Excerpts from an interface dataset:
——

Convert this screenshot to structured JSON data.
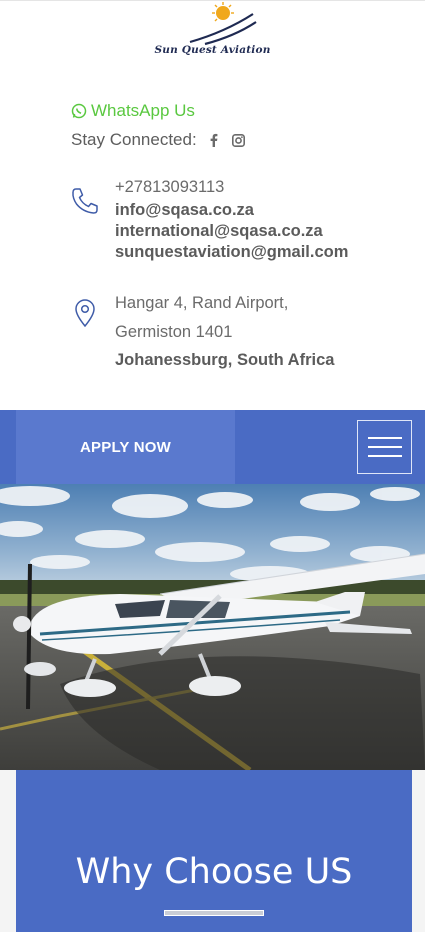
{
  "header": {
    "logo_text": "Sun Quest Aviation"
  },
  "contact": {
    "whatsapp_label": "WhatsApp Us",
    "stay_connected_label": "Stay Connected:",
    "social_icons": [
      "facebook-icon",
      "instagram-icon"
    ],
    "phone": "+27813093113",
    "emails": [
      "info@sqasa.co.za",
      "international@sqasa.co.za",
      "sunquestaviation@gmail.com"
    ],
    "address_line1": "Hangar 4, Rand Airport,",
    "address_line2": "Germiston 1401",
    "address_line3": "Johanessburg, South Africa"
  },
  "nav": {
    "apply_label": "APPLY NOW",
    "menu_icon": "hamburger-icon"
  },
  "section": {
    "why_title": "Why Choose US"
  },
  "colors": {
    "brand_blue": "#4a6bc4",
    "whatsapp_green": "#5ac840"
  }
}
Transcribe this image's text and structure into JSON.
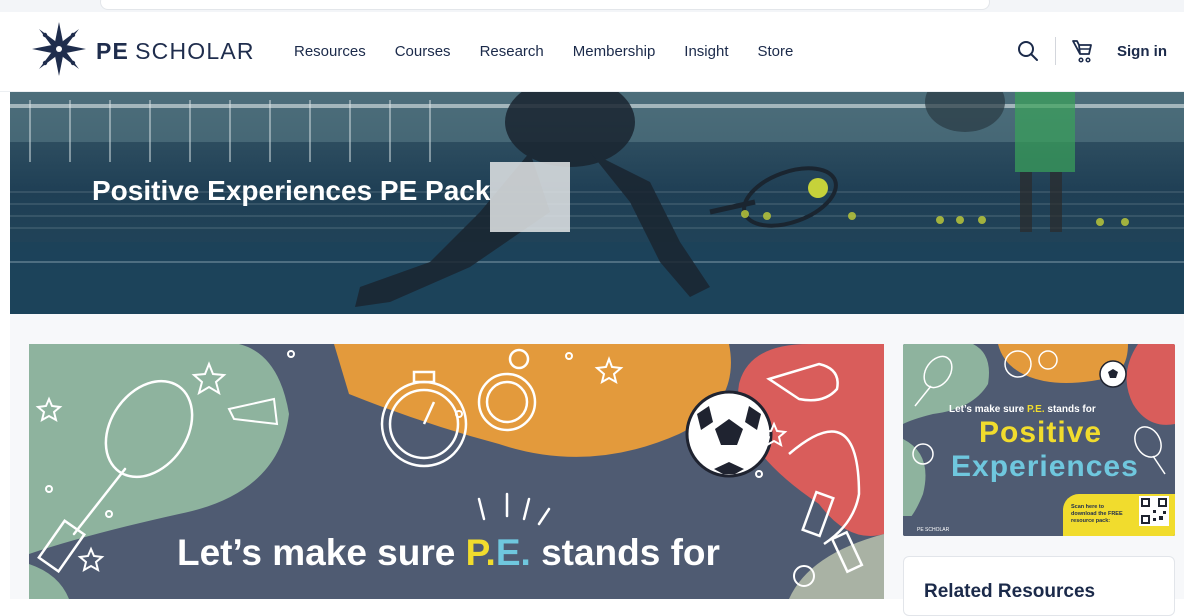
{
  "brand": {
    "bold": "PE",
    "light": "SCHOLAR"
  },
  "nav": {
    "items": [
      "Resources",
      "Courses",
      "Research",
      "Membership",
      "Insight",
      "Store"
    ]
  },
  "header": {
    "sign_in": "Sign in",
    "search_icon": "search-icon",
    "cart_icon": "cart-icon"
  },
  "hero": {
    "title": "Positive Experiences PE Pack"
  },
  "banner": {
    "text_before": "Let’s make sure ",
    "pe": "P.",
    "pe2": "E.",
    "text_after": " stands for"
  },
  "thumbnail": {
    "tagline_before": "Let’s make sure ",
    "tagline_pe": "P.E.",
    "tagline_after": " stands for",
    "word1": "Positive",
    "word2": "Experiences",
    "scan_text": "Scan here to download the FREE resource pack:",
    "credits": "PE SCHOLAR"
  },
  "related": {
    "title": "Related Resources"
  },
  "colors": {
    "navy": "#1b2a4a",
    "banner_bg": "#4f5b72",
    "yellow": "#f1dc2d",
    "blue": "#6fc7de",
    "green": "#8eb39e",
    "orange": "#e39a3c",
    "red": "#d95d5b"
  }
}
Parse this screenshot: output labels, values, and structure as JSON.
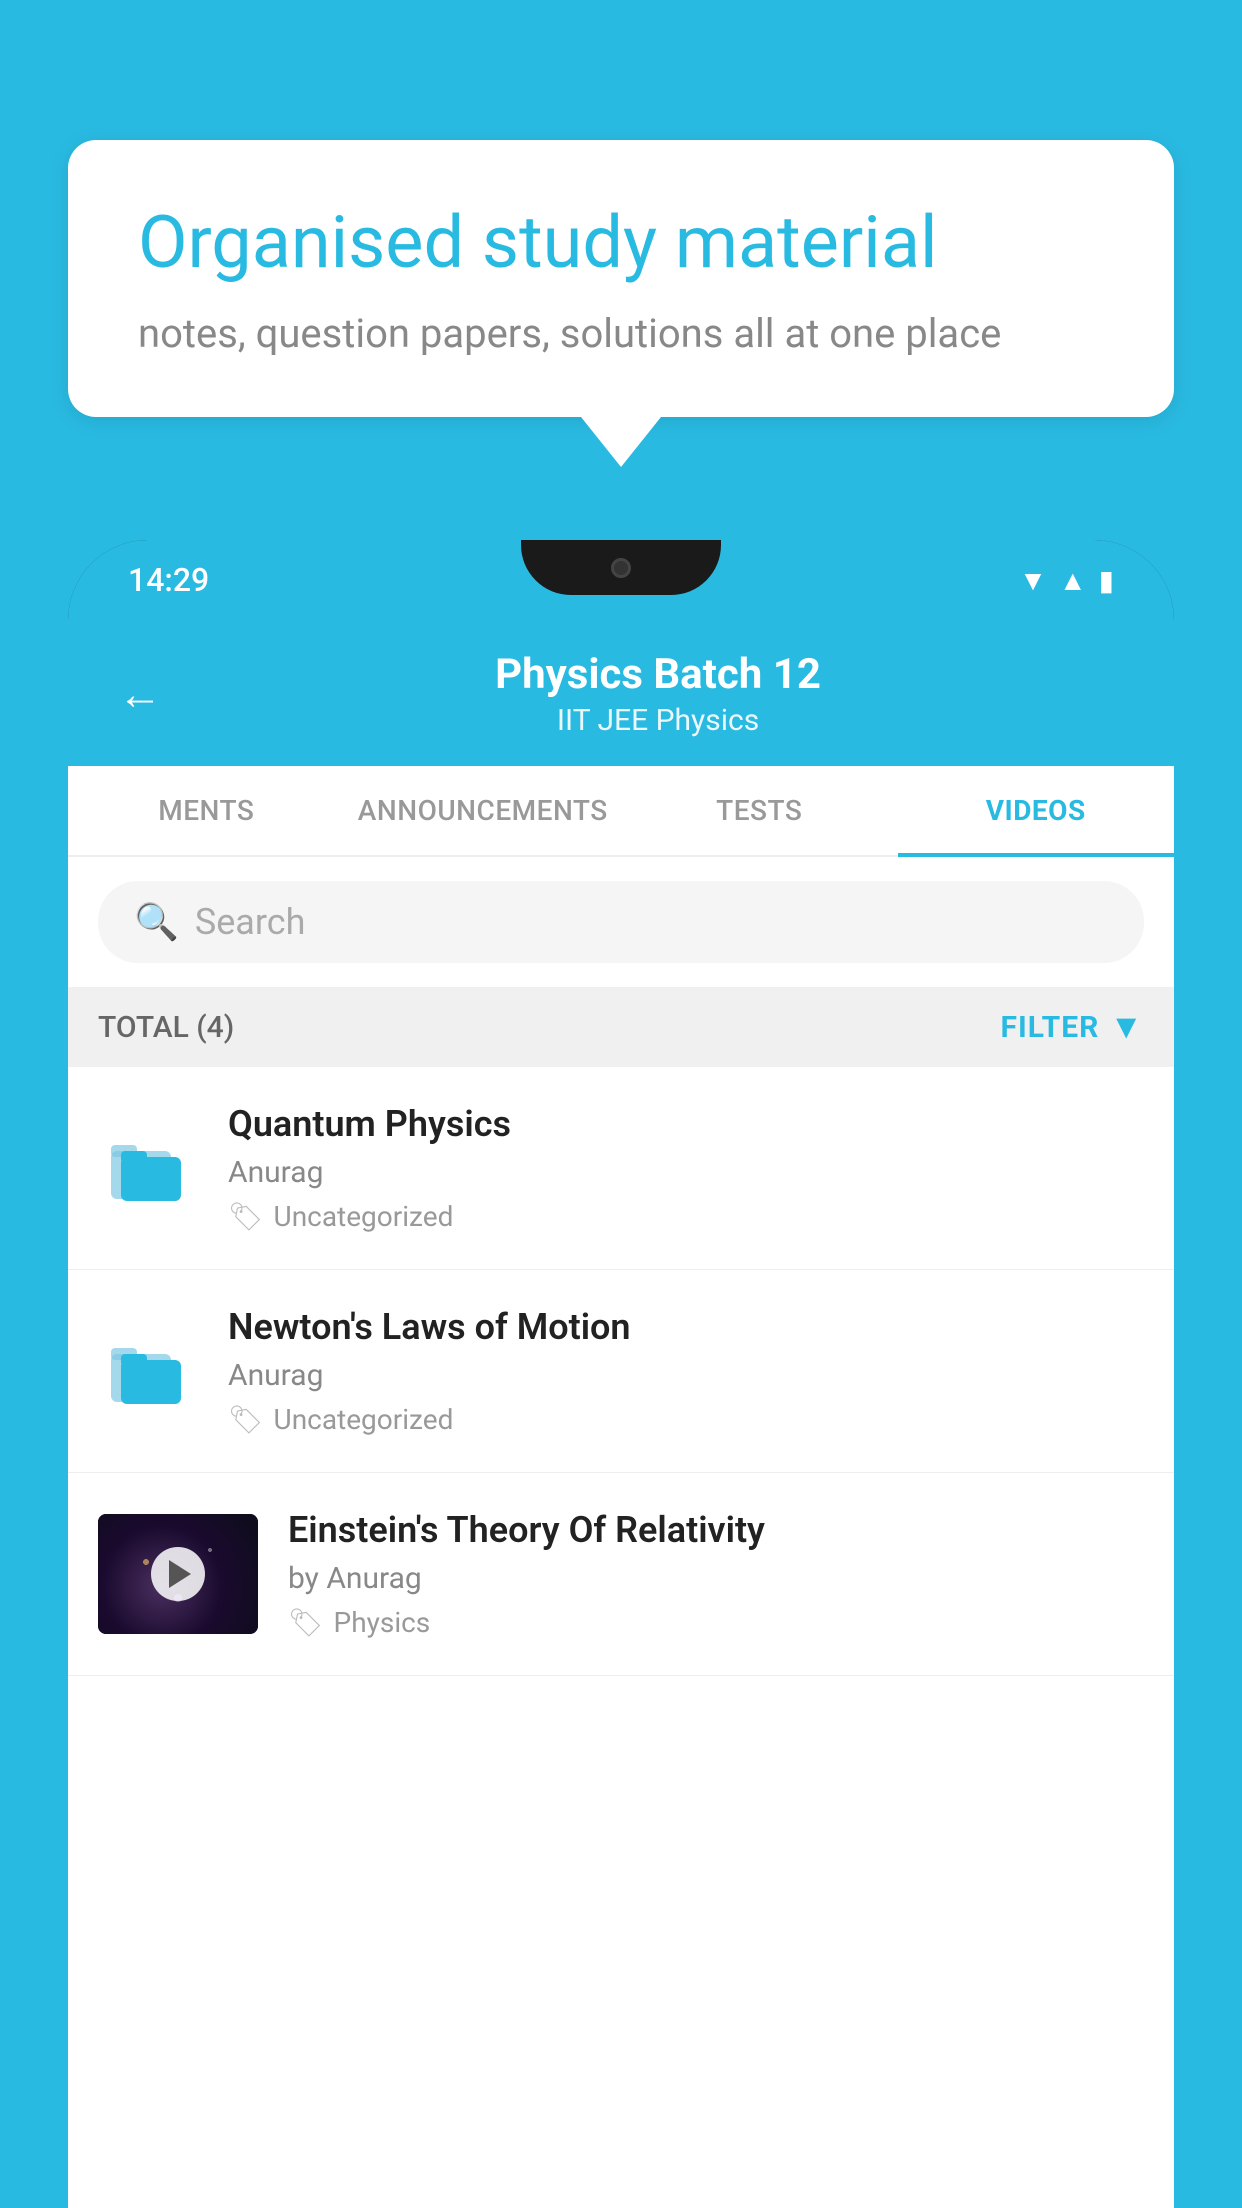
{
  "background": {
    "color": "#29BAE2"
  },
  "speech_bubble": {
    "title": "Organised study material",
    "subtitle": "notes, question papers, solutions all at one place"
  },
  "phone": {
    "status_bar": {
      "time": "14:29"
    },
    "header": {
      "back_label": "←",
      "title": "Physics Batch 12",
      "subtitle_part1": "IIT JEE",
      "subtitle_separator": "   ",
      "subtitle_part2": "Physics"
    },
    "tabs": [
      {
        "label": "MENTS",
        "active": false
      },
      {
        "label": "ANNOUNCEMENTS",
        "active": false
      },
      {
        "label": "TESTS",
        "active": false
      },
      {
        "label": "VIDEOS",
        "active": true
      }
    ],
    "search": {
      "placeholder": "Search"
    },
    "filter_row": {
      "total_label": "TOTAL (4)",
      "filter_label": "FILTER"
    },
    "videos": [
      {
        "id": "quantum",
        "title": "Quantum Physics",
        "author": "Anurag",
        "tag": "Uncategorized",
        "has_thumbnail": false
      },
      {
        "id": "newton",
        "title": "Newton's Laws of Motion",
        "author": "Anurag",
        "tag": "Uncategorized",
        "has_thumbnail": false
      },
      {
        "id": "einstein",
        "title": "Einstein's Theory Of Relativity",
        "author": "by Anurag",
        "tag": "Physics",
        "has_thumbnail": true
      }
    ]
  }
}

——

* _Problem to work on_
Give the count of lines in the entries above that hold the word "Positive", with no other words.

* _The completed task_
2